and occupancy levels witnessed sustained improvements across all property
types. Nevertheless, the industry still needs more transparent approvals and a
regulatory body to safeguard the interest of foreign investors. Developers
should understand the objectives and investment pattern of these investors in
order to spur more foreign capital.
property sector has been the second-highest attracter of foreign direct
investment in the first ten months of this year, with 46 projects at an
aggregate $982.59 million.
According to recent
statistics, the property sector was behind the manufacturing and processing
sector, which has so far accrued a total of $12.84 billion in 842
newly-registered and 691 capital-added projects, equaling 72.9 per cent of the
total foreign direct investment (FDI) inflow to Vietnam.
investments by foreign investors include the $226 million real estate project
named Midtown by Cayman Islands and the $6 billion Saigon Peninsula project by
Pavilion Group, Genting Malaysia Berhad, and Vietnamese partner Van Thinh Phat.
There is also the complex of port and industrial zones in the north-eastern
province of Quang Ninh with the investment capital of over $315 million.
Moreover, Amata Long Thanh will earmark $309 million to build up an urban
development project in the southern province of Dong Nai.
In addition to the
usual South Korean and Singaporean investors, the Japanese are emerging with a
range of projects.
Japan’s Meade Group,
the contractor of the Ho Chi Minh City Metro Line’s Ben Thanh-Suoi Tien
stretch, just started work on a $30 million high-end real estate project in Ho
Chi Minh City’s District 2, called Wateria Suites. Previous to that,
Daiwa House Industry, Nomura Real Estate Development, and Sumitomo Forestry
were awarded an investment certificate to develop a $220 million condominium
project in Ho Chi Minh City’s District 7. And then there are
the big players. Kajima Corporation joined with Indochina Land for a range of
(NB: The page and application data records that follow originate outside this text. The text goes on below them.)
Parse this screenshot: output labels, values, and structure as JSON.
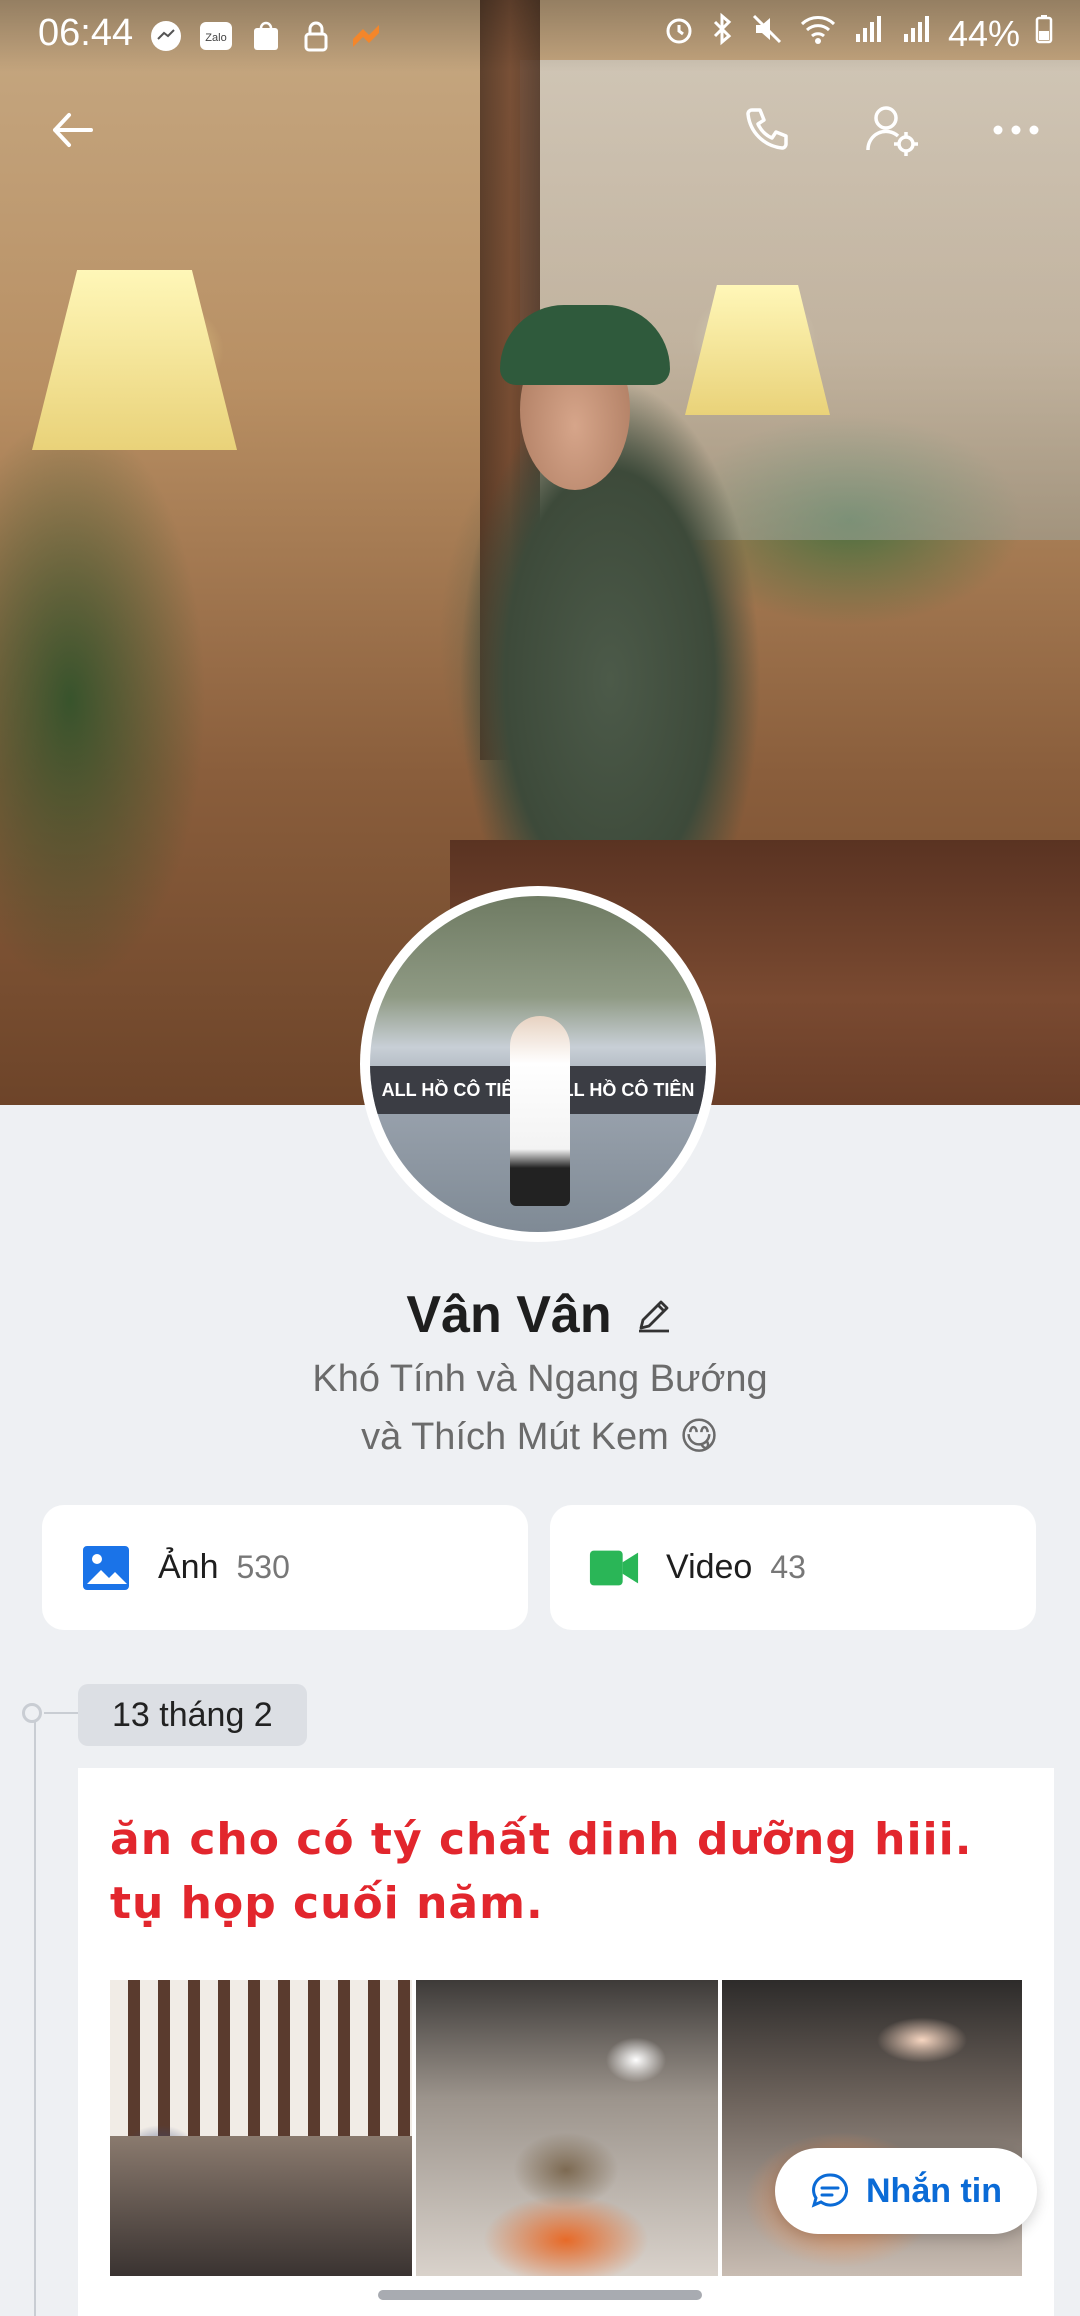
{
  "status_bar": {
    "time": "06:44",
    "battery": "44%",
    "apps": [
      "messenger-icon",
      "zalo-icon",
      "shopee-icon",
      "lock-icon",
      "app-icon"
    ],
    "indicators": [
      "alarm-icon",
      "bluetooth-icon",
      "mute-icon",
      "wifi-icon",
      "signal-icon",
      "signal-icon"
    ]
  },
  "status_apps": {
    "zalo": "Zalo"
  },
  "profile": {
    "name": "Vân Vân",
    "bio_line1": "Khó Tính và Ngang Bướng",
    "bio_line2": "và Thích Mút Kem 😋",
    "avatar_banner_left": "ALL HỒ CÔ TIÊN",
    "avatar_banner_right": "ALL HỒ CÔ TIÊN"
  },
  "media": {
    "photos_label": "Ảnh",
    "photos_count": "530",
    "videos_label": "Video",
    "videos_count": "43"
  },
  "timeline": {
    "date": "13 tháng 2",
    "post_text": "ăn cho có tý chất dinh dưỡng hiii. tụ họp cuối năm."
  },
  "actions": {
    "message_label": "Nhắn tin"
  },
  "colors": {
    "accent": "#0b6bd6",
    "post_text": "#e2262d",
    "photo_icon": "#1a73e8",
    "video_icon": "#2ab657"
  }
}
property projects with the total investment of around $1 billion in the next
ten years. Mitsubishi Estate, another famous Japanese property developer,
recently diversified its portfolio in Vietnam by buying into a property
development project in Hanoi, with the total investment of $1.9 billion.
According to Yakabe
Yoshinori, Deputy Consul General of Japan in Ho Chi Minh City, with the
increase in the middle- and high-income classes, the supply of safe and secure
housing is becoming an urgent issue.
“The real estate sector
is becoming very attractive to foreigners as well, with revised housing
regulations since July of last year which allow foreigners to own houses in
Vietnam,” Yoshinori said, at a recent signing ceremony for Ho Chi Minh City’s
Kikyo real estate complex. The project is a joint venture between
domestic Nam Long Investment Corporation and two Japanese partners, Nishi
Nippon Railroad and Hankyu Realty.
Japanese investors prefer to acquire projects
which have completed investment procedures and are coming into the construction
phase, rather than joining them from the beginning. They have shown a special
preference for projects which are coming into operation and starting the
turnover collection period.